“The following year, I asked students in our business and entrepreneur classes if they wanted to run their own farmers markets,” De Massimo says. “Needless to say, a small business was created.”
The business has since grown and expanded, with De Massimo’s Authentic Sauces now being produced in a larger facility and sold at Meijer, Kroger, Giant Eagle, Fresh Thyme, Food City, Heinen’s, and many independent grocery stores in Ohio, the Midwest, and the South. Seven years ago, De Massimo left his job in education and now dedicates his time to building the family business. He credits wife, Bethany Schlater ’04, with providing the support needed to make the leap to full-time entrepreneurship.
As the business grew, the village of San Giovanni in Galdo, Molise, Italy – the hometown of his maternal grandmother – noticed their likeness on the company’s packaging and invited the De Massimos to visit.
“We were welcomed with open arms, given the key to the village in a ceremony, they awarded me with honorary citizen status, had a festival in our honor, and basically rolled out the red carpet,” De Massimo says. “We got to see where my grandparents were born and raised, and live with our family in our ancestral roots.”
They have continued to visit the village, bringing more family members along, and now are importing olive oil produced in the Molise region.

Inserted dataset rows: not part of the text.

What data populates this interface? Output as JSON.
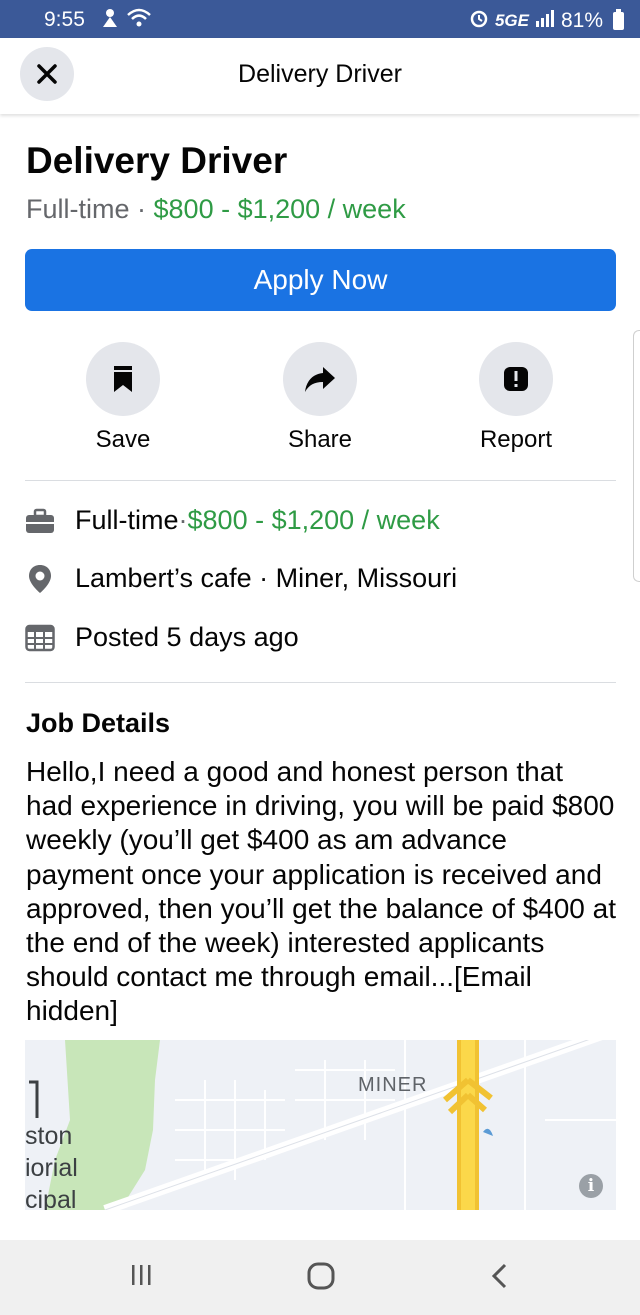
{
  "status_bar": {
    "time": "9:55",
    "network": "5GE",
    "battery": "81%"
  },
  "header": {
    "title": "Delivery Driver",
    "close_icon": "close-icon"
  },
  "job": {
    "title": "Delivery Driver",
    "type": "Full-time",
    "separator": " · ",
    "salary": "$800 - $1,200 / week",
    "apply_label": "Apply Now"
  },
  "actions": [
    {
      "label": "Save",
      "icon": "bookmark-icon"
    },
    {
      "label": "Share",
      "icon": "share-arrow-icon"
    },
    {
      "label": "Report",
      "icon": "report-icon"
    }
  ],
  "info": {
    "type": "Full-time",
    "salary": "$800 - $1,200 / week",
    "location": "Lambert’s cafe · Miner, Missouri",
    "posted": "Posted 5 days ago"
  },
  "details": {
    "heading": "Job Details",
    "body": "Hello,I need a good and honest person that had experience in driving, you will be paid $800 weekly (you’ll get $400 as am advance payment once your application is received and approved, then you’ll get the balance of $400 at the end of the week) interested applicants should contact me through email...[Email hidden]"
  },
  "map": {
    "label_town": "MINER",
    "label_left_1": "ston",
    "label_left_2": "iorial",
    "label_left_3": "cipal",
    "info_icon": "info-icon"
  },
  "colors": {
    "status_bar": "#3b5998",
    "accent": "#1a73e3",
    "salary": "#2f9b45"
  }
}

At the same time, the De Massimo family in Abruzzo, Italy, home of the paternal side of the family, also invited them to visit.
“It was during one of our visits that we were presented with our family tree that was able to be traced back to 1683,” De Massimo said. “Our sauces that we sell to consumers are based on the sauces my family has created for centuries. We utilize the word ‘authentic’ in our brand identity. We take this word seriously because not only are our sauces authentically influenced by our roots, our creation story is authentic and can be attached to our past. We are proud of that.”
In addition to supporting the small producers in Molise, De Massimo’s strives to support the local Columbus community as well, donating products to the Hilliard Food Pantry and time to St. Aloysius Community Outreach to feed the hungry.
De Massimo recognizes that his path to business owner is a bit unusual. An English major with a minor in secondary education, he didn’t take a single business class at Wittenberg.
“I can without a doubt say the education I received was top notch in many ways,” he explains. “I got to experience some of the most intelligent, student-centered, and challenging professors around. Some of them even became dear friends and mentors. The Wittenberg community is contagiously positive and supportive as well.”
A four-year member of the Tiger baseball team, he worked as an assistant coach for the team from 2000-2003 before starting his career in education. He believes that “being a part of a team with individuals who worked hard for a common goal, stretched their abilities, and challenged each other” all contributed to his confidence to later make the jump from school administrator to entrepreneur.
“My business path has not been the most traditional, but what I learned and gained at Wittenberg definitely made an impact,” De Massimo said. “Students should not be afraid to chase and capture their dreams.”